In each of the cities I visit for book readings, I try to take some time to connect with the more-than-human world. So last week in New York City I visited the High Line, New York’s beautiful park in the sky. Built on an abandoned elevated train track, the park is an oasis of nature in an urban area, a piece of biophilia planted in the heart of what used to be a gritty, industrial part of town.
Up above, a walkway stretches for blocks, lined with native grasses and plants.
The plants were apparently chosen to pay homage to the wildflowers that had sprouted on the rail line after it closed down in 1980.
The line served freight trains in the meatpacking district, and it was built above the city street in the 1930s because the train tracks had been such a death trap:
Railroad tracks are still in place, with this cool feature added today:
Even on a gray day-before-a-blizzard in the dead of winter, spots of color are visible. Yellow crocuses are nearly bursting, and a red berry bush brightens the ground:
Birch trees lend an architectural view:
Another fun feature is the amphitheater leading to a picture-window view of—wait for it—the New York street below:
In a different block, you can catch a glimpse of the Empire State Building:
The High Line has changed the economics of its neighborhood so that now, I hear, apartment listings within range are sure to mention “view of the High Line.”

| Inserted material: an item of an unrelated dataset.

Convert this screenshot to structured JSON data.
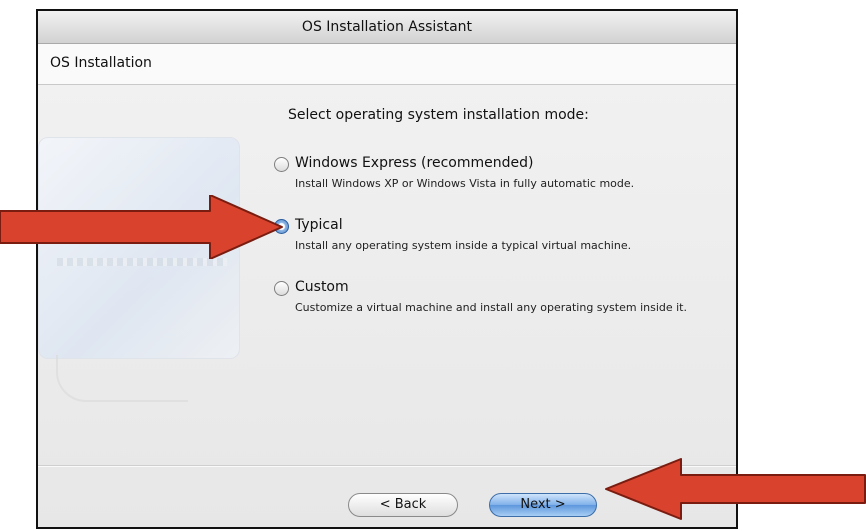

After half an hour of strolling the length of the High Line in 38-degree weather, I am ready for a hot cup of tea. But here’s another one for the bucket list: come back to New York City when the High Line looks like this: